Let's get this out of the way first - if you are a reader who feels Rochester = Swoony for all that is holy, I am telling you this for your own good, do not read this book.  You will hate it.  Cornwell most definitely falls into the Rochester Is A Major Creep camp and that is very much the vibe he gives off for the entire book.  If you're a Rochester Hater?  You will probably love this because it just reinforces that vibe.  For Jane's part?  Well?  She eventually morphs into the character who turns in on herself, slowly disappearing until she's smaller and smaller all in the name of "love" and a man who "needs" her.  Jane and Rochester basically bookend this story (beginning and ending) and whoa doggie, they are a big part of the ending.

It's well documented that I love 1) revenge thrillers and 2) heroines as vigilantes.  And Adele, for the most part, is a competent vigilante.  Here's the thing, the vigilante stuff is a late entry in the book.  The story itself is around 300 pages, but it's not until Adele meets a young woman from the "wrong side of the tracks" to teach her in matters of self-defense that the vigilante stuff truly heats up. The marketing suggests otherwise, but it's not the main focus of the story for a very long time.  It's truly the life and times of Adele Varens and her awakening to her queerness.  Adele has complicated young feelings for both boys (a pen pal she begins corresponding with to improve her English) and girls (a friend at boarding school, her self-defense teacher).

Did I enjoy this? Well?  Here's the problem. Every male character in this book, and I mean EVERY. SINGLE. ONE. is a sack of human garbage.  And Cornwell writes it with all the subtlety of a sledgehammer sinking into zombie skulls. Look, I get it. Women, we've seen some sh*t. And if you live by the credo that Men Are The Problem, this book will be for you. Because it basically reinforces that. But Wendy?  Look y'all. I get a lot of doom and gloom in the Real World. I'm not that much of a Pollyanna, truly.  But I also have to live my life by the idea that most people have good within them and will make good choices and be good people more often than not. I can't live any other way. To do so, for me, is just depressing. Do people let me down? Good Lord, yes. I do pay attention to the news cycle! But I keep looking for the good and I hold it tight when I find it.

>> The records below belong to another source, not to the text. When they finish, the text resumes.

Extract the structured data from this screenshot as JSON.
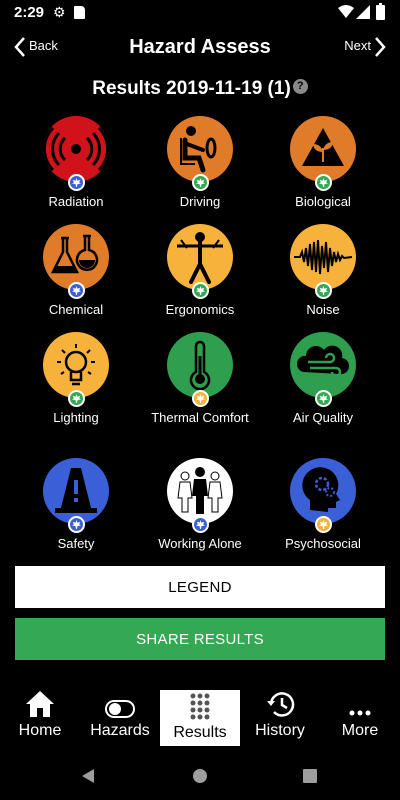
{
  "status_bar": {
    "time": "2:29"
  },
  "header": {
    "back_label": "Back",
    "title": "Hazard Assess",
    "next_label": "Next"
  },
  "results": {
    "title": "Results 2019-11-19 (1)",
    "help_glyph": "?"
  },
  "hazards": [
    {
      "label": "Radiation",
      "icon": "radiation-icon",
      "color": "#d0121b",
      "badge_color": "#3b5fd6"
    },
    {
      "label": "Driving",
      "icon": "driving-icon",
      "color": "#e07b2a",
      "badge_color": "#34a853"
    },
    {
      "label": "Biological",
      "icon": "biological-icon",
      "color": "#e07b2a",
      "badge_color": "#34a853"
    },
    {
      "label": "Chemical",
      "icon": "chemical-icon",
      "color": "#e07b2a",
      "badge_color": "#3b5fd6"
    },
    {
      "label": "Ergonomics",
      "icon": "ergonomics-icon",
      "color": "#f6b23a",
      "badge_color": "#34a853"
    },
    {
      "label": "Noise",
      "icon": "noise-icon",
      "color": "#f6b23a",
      "badge_color": "#34a853"
    },
    {
      "label": "Lighting",
      "icon": "lighting-icon",
      "color": "#f6b23a",
      "badge_color": "#34a853"
    },
    {
      "label": "Thermal Comfort",
      "icon": "thermometer-icon",
      "color": "#2e9e4f",
      "badge_color": "#f6b23a"
    },
    {
      "label": "Air Quality",
      "icon": "air-quality-icon",
      "color": "#2e9e4f",
      "badge_color": "#34a853"
    },
    {
      "label": "Safety",
      "icon": "safety-cone-icon",
      "color": "#3b5fd6",
      "badge_color": "#3b5fd6"
    },
    {
      "label": "Working Alone",
      "icon": "working-alone-icon",
      "color": "#ffffff",
      "badge_color": "#3b5fd6"
    },
    {
      "label": "Psychosocial",
      "icon": "psychosocial-icon",
      "color": "#3b5fd6",
      "badge_color": "#f6b23a"
    }
  ],
  "buttons": {
    "legend": "LEGEND",
    "share": "SHARE RESULTS"
  },
  "tabs": [
    {
      "label": "Home",
      "icon": "home-icon"
    },
    {
      "label": "Hazards",
      "icon": "toggle-icon"
    },
    {
      "label": "Results",
      "icon": "grid-dots-icon",
      "active": true
    },
    {
      "label": "History",
      "icon": "history-icon"
    },
    {
      "label": "More",
      "icon": "more-dots-icon"
    }
  ]
}
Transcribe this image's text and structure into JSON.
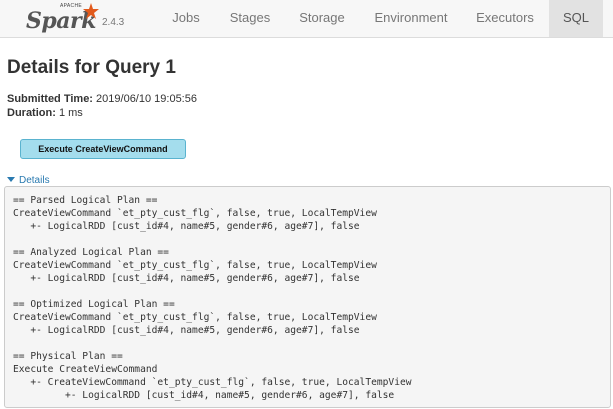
{
  "navbar": {
    "brand": {
      "apache": "APACHE",
      "name": "Spark",
      "version": "2.4.3"
    },
    "tabs": [
      {
        "label": "Jobs"
      },
      {
        "label": "Stages"
      },
      {
        "label": "Storage"
      },
      {
        "label": "Environment"
      },
      {
        "label": "Executors"
      },
      {
        "label": "SQL",
        "active": true
      }
    ]
  },
  "page": {
    "title": "Details for Query 1",
    "submitted_label": "Submitted Time:",
    "submitted_value": "2019/06/10 19:05:56",
    "duration_label": "Duration:",
    "duration_value": "1 ms",
    "plan_node": "Execute CreateViewCommand",
    "details_toggle": "Details"
  },
  "plan": {
    "lines": [
      "== Parsed Logical Plan ==",
      "CreateViewCommand `et_pty_cust_flg`, false, true, LocalTempView",
      "   +- LogicalRDD [cust_id#4, name#5, gender#6, age#7], false",
      "",
      "== Analyzed Logical Plan ==",
      "CreateViewCommand `et_pty_cust_flg`, false, true, LocalTempView",
      "   +- LogicalRDD [cust_id#4, name#5, gender#6, age#7], false",
      "",
      "== Optimized Logical Plan ==",
      "CreateViewCommand `et_pty_cust_flg`, false, true, LocalTempView",
      "   +- LogicalRDD [cust_id#4, name#5, gender#6, age#7], false",
      "",
      "== Physical Plan ==",
      "Execute CreateViewCommand",
      "   +- CreateViewCommand `et_pty_cust_flg`, false, true, LocalTempView",
      "         +- LogicalRDD [cust_id#4, name#5, gender#6, age#7], false"
    ]
  }
}
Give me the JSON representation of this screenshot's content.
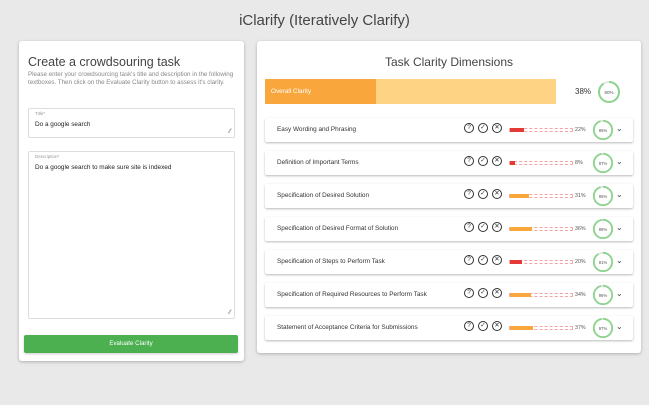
{
  "app": {
    "title": "iClarify (Iteratively Clarify)"
  },
  "task_form": {
    "heading": "Create a crowdsouring task",
    "instructions": "Please enter your crowdsourcing task's title and description in the following textboxes. Then click on the Evaluate Clarity button to assess it's clarity.",
    "title_field": {
      "label": "Title*",
      "value": "Do a google search"
    },
    "description_field": {
      "label": "Description*",
      "value": "Do a google search to make sure site is indexed"
    },
    "evaluate_button": "Evaluate Clarity"
  },
  "dimensions_panel": {
    "heading": "Task Clarity Dimensions",
    "overall": {
      "label": "Overall Clarity",
      "percent_text": "38%",
      "fraction": 0.38,
      "confidence_text": "90%",
      "confidence": 0.9
    },
    "icons": [
      "help-icon",
      "check-circle-icon",
      "cancel-circle-icon",
      "chevron-down-icon"
    ],
    "dimensions": [
      {
        "name": "Easy Wording and Phrasing",
        "percent_text": "22%",
        "fraction": 0.22,
        "confidence_text": "95%",
        "confidence": 0.95,
        "level": "low"
      },
      {
        "name": "Definition of Important Terms",
        "percent_text": "8%",
        "fraction": 0.08,
        "confidence_text": "97%",
        "confidence": 0.97,
        "level": "low"
      },
      {
        "name": "Specification of Desired Solution",
        "percent_text": "31%",
        "fraction": 0.31,
        "confidence_text": "95%",
        "confidence": 0.95,
        "level": "medium"
      },
      {
        "name": "Specification of Desired Format of Solution",
        "percent_text": "36%",
        "fraction": 0.36,
        "confidence_text": "98%",
        "confidence": 0.98,
        "level": "medium"
      },
      {
        "name": "Specification of Steps to Perform Task",
        "percent_text": "20%",
        "fraction": 0.2,
        "confidence_text": "91%",
        "confidence": 0.91,
        "level": "low"
      },
      {
        "name": "Specification of Required Resources to Perform Task",
        "percent_text": "34%",
        "fraction": 0.34,
        "confidence_text": "96%",
        "confidence": 0.96,
        "level": "medium"
      },
      {
        "name": "Statement of Acceptance Criteria for Submissions",
        "percent_text": "37%",
        "fraction": 0.37,
        "confidence_text": "97%",
        "confidence": 0.97,
        "level": "medium"
      }
    ]
  },
  "colors": {
    "accent_green": "#4caf50",
    "overall_fill": "#f9a63c",
    "overall_track": "#ffd384",
    "low_fill": "#e53935",
    "medium_fill": "#f9a63c",
    "circle_ring": "#8ed48e"
  }
}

Look, I got this same problem with a lot of m/m romance. The guys are great but every woman in the book is Witch with a Capital B. Cornwell basically does that here but switched the genders.

So where does that leave me?  Well, it's interesting.  It's suitably Victorian. There's a knock-out twist at the end that I probably should have seen coming but didn't. But?  It left me depressed. Which is weird for a story where the heroine gets her happy ending.  This is very much a Your Mileage May Vary book. Proceed accordingly.

Final Grade = C